→ Problem to solve: Where "plan" occurs in a line of the entries below, copy that line.

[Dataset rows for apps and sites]
◆ ◆ ◆ ◆

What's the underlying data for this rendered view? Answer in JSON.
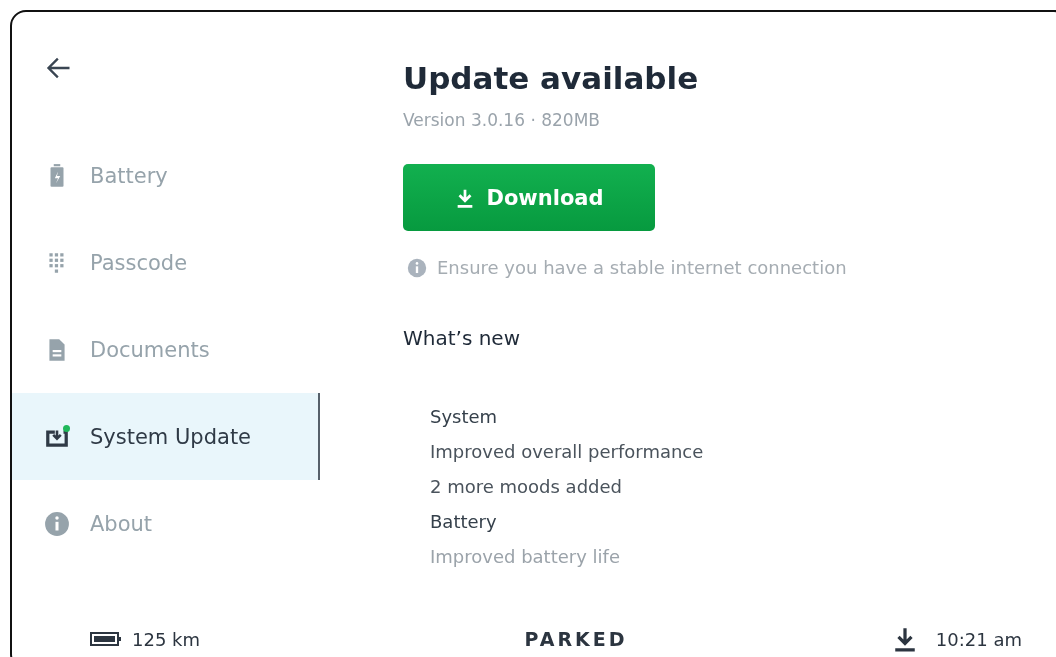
{
  "sidebar": {
    "items": [
      {
        "label": "Battery",
        "kind": "battery",
        "selected": false
      },
      {
        "label": "Passcode",
        "kind": "keypad",
        "selected": false
      },
      {
        "label": "Documents",
        "kind": "document",
        "selected": false
      },
      {
        "label": "System Update",
        "kind": "update",
        "selected": true,
        "badge": true
      },
      {
        "label": "About",
        "kind": "info",
        "selected": false
      }
    ]
  },
  "update": {
    "title": "Update available",
    "version": "Version 3.0.16 · 820MB",
    "button": "Download",
    "note": "Ensure you have a stable internet connection"
  },
  "whats_new": {
    "heading": "What’s new",
    "sections": [
      {
        "title": "System",
        "items": [
          "Improved overall performance",
          "2 more moods added"
        ]
      },
      {
        "title": "Battery",
        "items": [
          "Improved battery life"
        ]
      }
    ]
  },
  "status_bar": {
    "range": "125 km",
    "mode": "PARKED",
    "time": "10:21 am"
  }
}
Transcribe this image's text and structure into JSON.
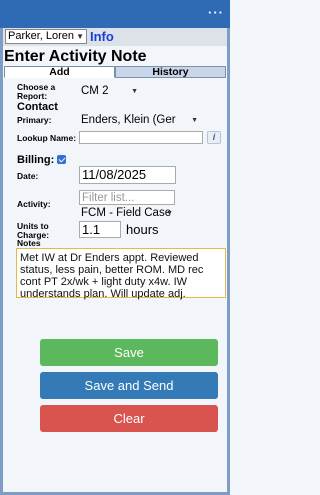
{
  "topbar": {
    "menu_icon": "more-horizontal-icon",
    "menu_text": "···"
  },
  "client": {
    "selected": "Parker, Loren",
    "info_link": "Info"
  },
  "page": {
    "title": "Enter Activity Note"
  },
  "tabs": [
    {
      "label": "Add",
      "active": true
    },
    {
      "label": "History",
      "active": false
    }
  ],
  "report": {
    "label_line1": "Choose a",
    "label_line2": "Report:",
    "value": "CM 2"
  },
  "contact": {
    "section": "Contact",
    "primary_label": "Primary:",
    "primary_value": "Enders, Klein (Ger",
    "lookup_label": "Lookup Name:",
    "lookup_value": "",
    "info_button": "i"
  },
  "billing": {
    "label": "Billing:",
    "checked": true
  },
  "date": {
    "label": "Date:",
    "value": "11/08/2025"
  },
  "activity": {
    "label": "Activity:",
    "filter_placeholder": "Filter list...",
    "value": "FCM - Field Case"
  },
  "units": {
    "label_line1": "Units to",
    "label_line2": "Charge:",
    "value": "1.1",
    "suffix": "hours"
  },
  "notes": {
    "label": "Notes",
    "text": "Met IW at Dr Enders appt. Reviewed status, less pain, better ROM. MD rec cont PT 2x/wk + light duty x4w. IW understands plan. Will update adj."
  },
  "buttons": {
    "save": "Save",
    "save_send": "Save and Send",
    "clear": "Clear"
  },
  "colors": {
    "topbar": "#2e6bb4",
    "save": "#5cb85c",
    "save_send": "#337ab7",
    "clear": "#d9534f",
    "info_link": "#1a3fd8",
    "notes_border": "#e4b84a"
  }
}
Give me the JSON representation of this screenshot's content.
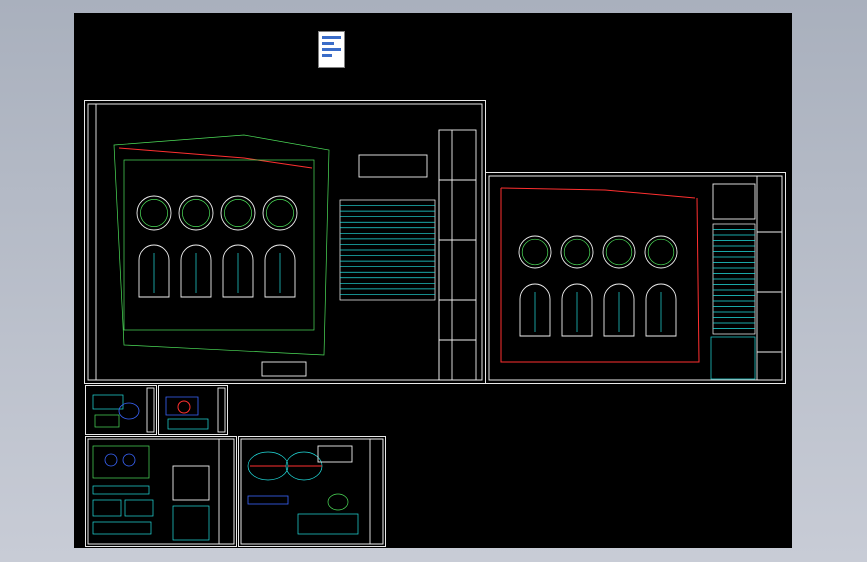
{
  "colors": {
    "background": "#b5bbc7",
    "viewport": "#000000",
    "cyan": "#22e0e0",
    "green": "#4de05a",
    "red": "#ff3030",
    "blue": "#3a66ff",
    "white": "#f0f0f0"
  },
  "icons": {
    "layout_thumbnail": "page-thumbnail-icon"
  },
  "sheets": [
    {
      "id": "site-plan-main",
      "tanks": 4,
      "basins": 4
    },
    {
      "id": "site-plan-secondary",
      "tanks": 4,
      "basins": 4
    },
    {
      "id": "detail-sheet-small-1"
    },
    {
      "id": "detail-sheet-small-2"
    },
    {
      "id": "detail-sheet-3"
    },
    {
      "id": "detail-sheet-4"
    }
  ]
}
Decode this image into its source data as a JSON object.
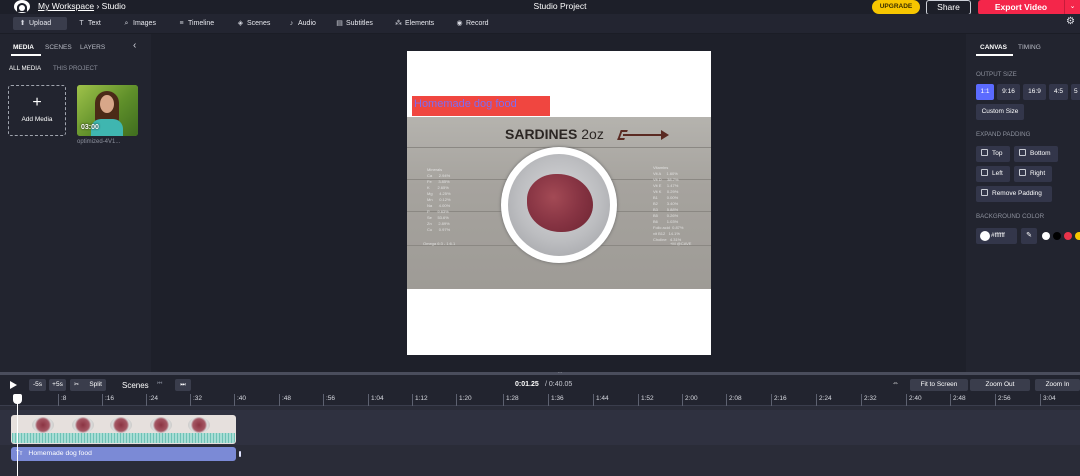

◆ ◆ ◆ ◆

→ Result of the exercise:
    "text": "Met IW at Dr Enders appt. Reviewed status, less pain, better ROM. MD rec cont PT 2x/wk + light duty x4w. IW understands plan. Will update adj."
      "id": "site-plan-main",
      "id": "site-plan-secondary",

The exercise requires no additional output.